> What is expected
Please filter the data down to the lines that include the word "Viewed" and copy them.

> Exercise material
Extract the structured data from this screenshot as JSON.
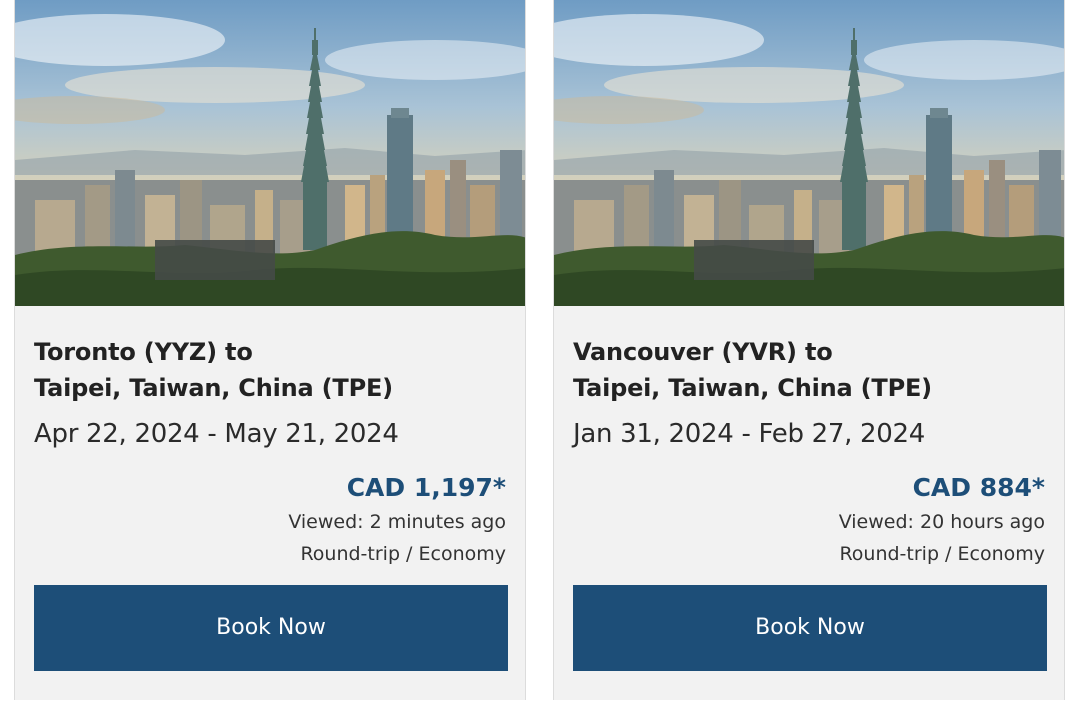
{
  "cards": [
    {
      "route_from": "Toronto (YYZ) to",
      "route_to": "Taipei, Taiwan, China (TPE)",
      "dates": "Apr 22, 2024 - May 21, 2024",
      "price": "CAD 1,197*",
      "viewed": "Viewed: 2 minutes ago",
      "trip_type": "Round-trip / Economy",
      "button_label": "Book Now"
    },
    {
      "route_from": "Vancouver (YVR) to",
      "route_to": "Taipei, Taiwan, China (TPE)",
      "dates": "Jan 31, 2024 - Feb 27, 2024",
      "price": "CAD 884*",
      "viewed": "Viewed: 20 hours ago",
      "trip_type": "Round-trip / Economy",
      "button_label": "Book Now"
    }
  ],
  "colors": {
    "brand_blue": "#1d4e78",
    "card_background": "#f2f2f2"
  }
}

> Your response
      "viewed": "Viewed: 2 minutes ago",
      "viewed": "Viewed: 20 hours ago",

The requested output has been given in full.